* _The problem_
Return the entries below in their exact form, leaving the pictures out.

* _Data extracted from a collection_

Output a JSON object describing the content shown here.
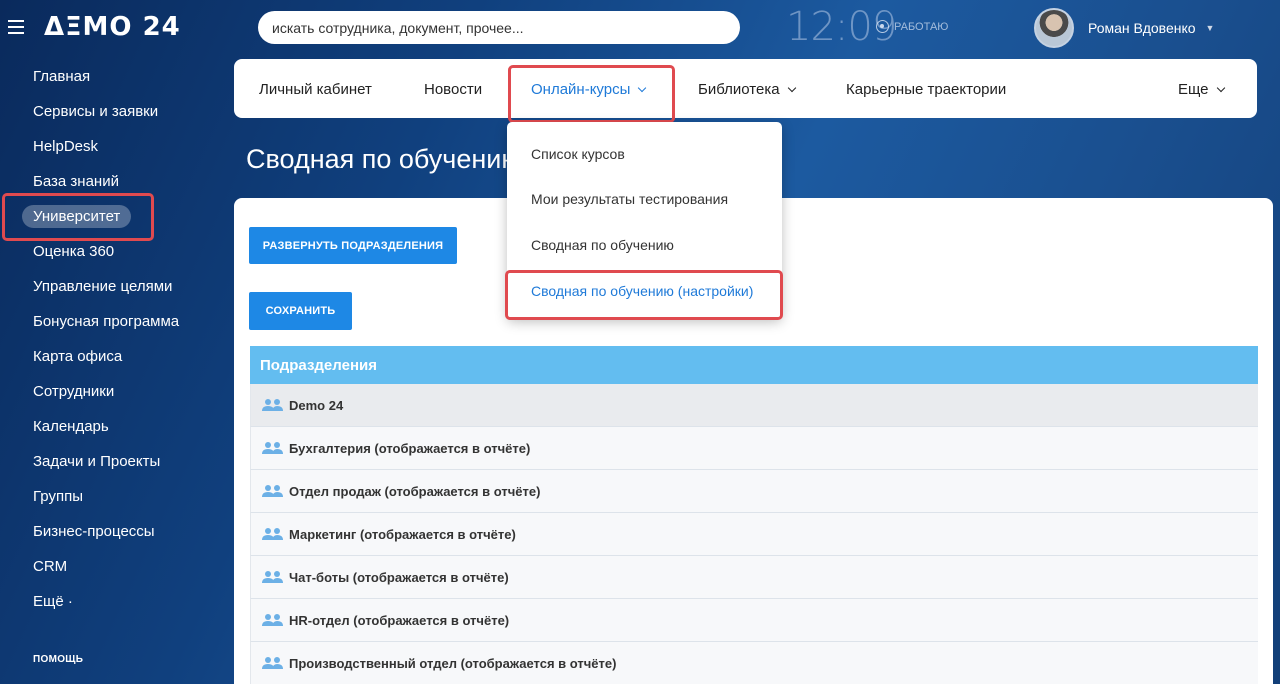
{
  "topbar": {
    "logo": "ΔΞΜΟ 24",
    "search_placeholder": "искать сотрудника, документ, прочее...",
    "clock": "12:09",
    "status": "РАБОТАЮ",
    "user_name": "Роман Вдовенко"
  },
  "sidebar": {
    "items": [
      {
        "label": "Главная"
      },
      {
        "label": "Сервисы и заявки"
      },
      {
        "label": "HelpDesk"
      },
      {
        "label": "База знаний"
      },
      {
        "label": "Университет"
      },
      {
        "label": "Оценка 360"
      },
      {
        "label": "Управление целями"
      },
      {
        "label": "Бонусная программа"
      },
      {
        "label": "Карта офиса"
      },
      {
        "label": "Сотрудники"
      },
      {
        "label": "Календарь"
      },
      {
        "label": "Задачи и Проекты"
      },
      {
        "label": "Группы"
      },
      {
        "label": "Бизнес-процессы"
      },
      {
        "label": "CRM"
      },
      {
        "label": "Ещё ·"
      }
    ],
    "help": "ПОМОЩЬ"
  },
  "nav": {
    "items": [
      {
        "label": "Личный кабинет"
      },
      {
        "label": "Новости"
      },
      {
        "label": "Онлайн-курсы"
      },
      {
        "label": "Библиотека"
      },
      {
        "label": "Карьерные траектории"
      },
      {
        "label": "Еще"
      }
    ]
  },
  "dropdown": {
    "items": [
      {
        "label": "Список курсов"
      },
      {
        "label": "Мои результаты тестирования"
      },
      {
        "label": "Сводная по обучению"
      },
      {
        "label": "Сводная по обучению (настройки)"
      }
    ]
  },
  "page": {
    "title": "Сводная по обучению (",
    "expand_button": "РАЗВЕРНУТЬ ПОДРАЗДЕЛЕНИЯ",
    "save_button": "СОХРАНИТЬ"
  },
  "table": {
    "header": "Подразделения",
    "rows": [
      {
        "label": "Demo 24"
      },
      {
        "label": "Бухгалтерия (отображается в отчёте)"
      },
      {
        "label": "Отдел продаж (отображается в отчёте)"
      },
      {
        "label": "Маркетинг (отображается в отчёте)"
      },
      {
        "label": "Чат-боты (отображается в отчёте)"
      },
      {
        "label": "HR-отдел (отображается в отчёте)"
      },
      {
        "label": "Производственный отдел (отображается в отчёте)"
      }
    ]
  },
  "colors": {
    "accent": "#1e88e5",
    "highlight": "#e04a4f",
    "table_header": "#63bdf0"
  }
}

* _The answer_
Output a JSON object describing the content shown here.
{
  "topbar": {
    "logo": "ΔΞΜΟ 24",
    "search_placeholder": "искать сотрудника, документ, прочее...",
    "clock": "12:09",
    "status": "РАБОТАЮ",
    "user_name": "Роман Вдовенко"
  },
  "sidebar": {
    "items": [
      {
        "label": "Главная"
      },
      {
        "label": "Сервисы и заявки"
      },
      {
        "label": "HelpDesk"
      },
      {
        "label": "База знаний"
      },
      {
        "label": "Университет"
      },
      {
        "label": "Оценка 360"
      },
      {
        "label": "Управление целями"
      },
      {
        "label": "Бонусная программа"
      },
      {
        "label": "Карта офиса"
      },
      {
        "label": "Сотрудники"
      },
      {
        "label": "Календарь"
      },
      {
        "label": "Задачи и Проекты"
      },
      {
        "label": "Группы"
      },
      {
        "label": "Бизнес-процессы"
      },
      {
        "label": "CRM"
      },
      {
        "label": "Ещё ·"
      }
    ],
    "help": "ПОМОЩЬ"
  },
  "nav": {
    "items": [
      {
        "label": "Личный кабинет"
      },
      {
        "label": "Новости"
      },
      {
        "label": "Онлайн-курсы"
      },
      {
        "label": "Библиотека"
      },
      {
        "label": "Карьерные траектории"
      },
      {
        "label": "Еще"
      }
    ]
  },
  "dropdown": {
    "items": [
      {
        "label": "Список курсов"
      },
      {
        "label": "Мои результаты тестирования"
      },
      {
        "label": "Сводная по обучению"
      },
      {
        "label": "Сводная по обучению (настройки)"
      }
    ]
  },
  "page": {
    "title": "Сводная по обучению (",
    "expand_button": "РАЗВЕРНУТЬ ПОДРАЗДЕЛЕНИЯ",
    "save_button": "СОХРАНИТЬ"
  },
  "table": {
    "header": "Подразделения",
    "rows": [
      {
        "label": "Demo 24"
      },
      {
        "label": "Бухгалтерия (отображается в отчёте)"
      },
      {
        "label": "Отдел продаж (отображается в отчёте)"
      },
      {
        "label": "Маркетинг (отображается в отчёте)"
      },
      {
        "label": "Чат-боты (отображается в отчёте)"
      },
      {
        "label": "HR-отдел (отображается в отчёте)"
      },
      {
        "label": "Производственный отдел (отображается в отчёте)"
      }
    ]
  },
  "colors": {
    "accent": "#1e88e5",
    "highlight": "#e04a4f",
    "table_header": "#63bdf0"
  }
}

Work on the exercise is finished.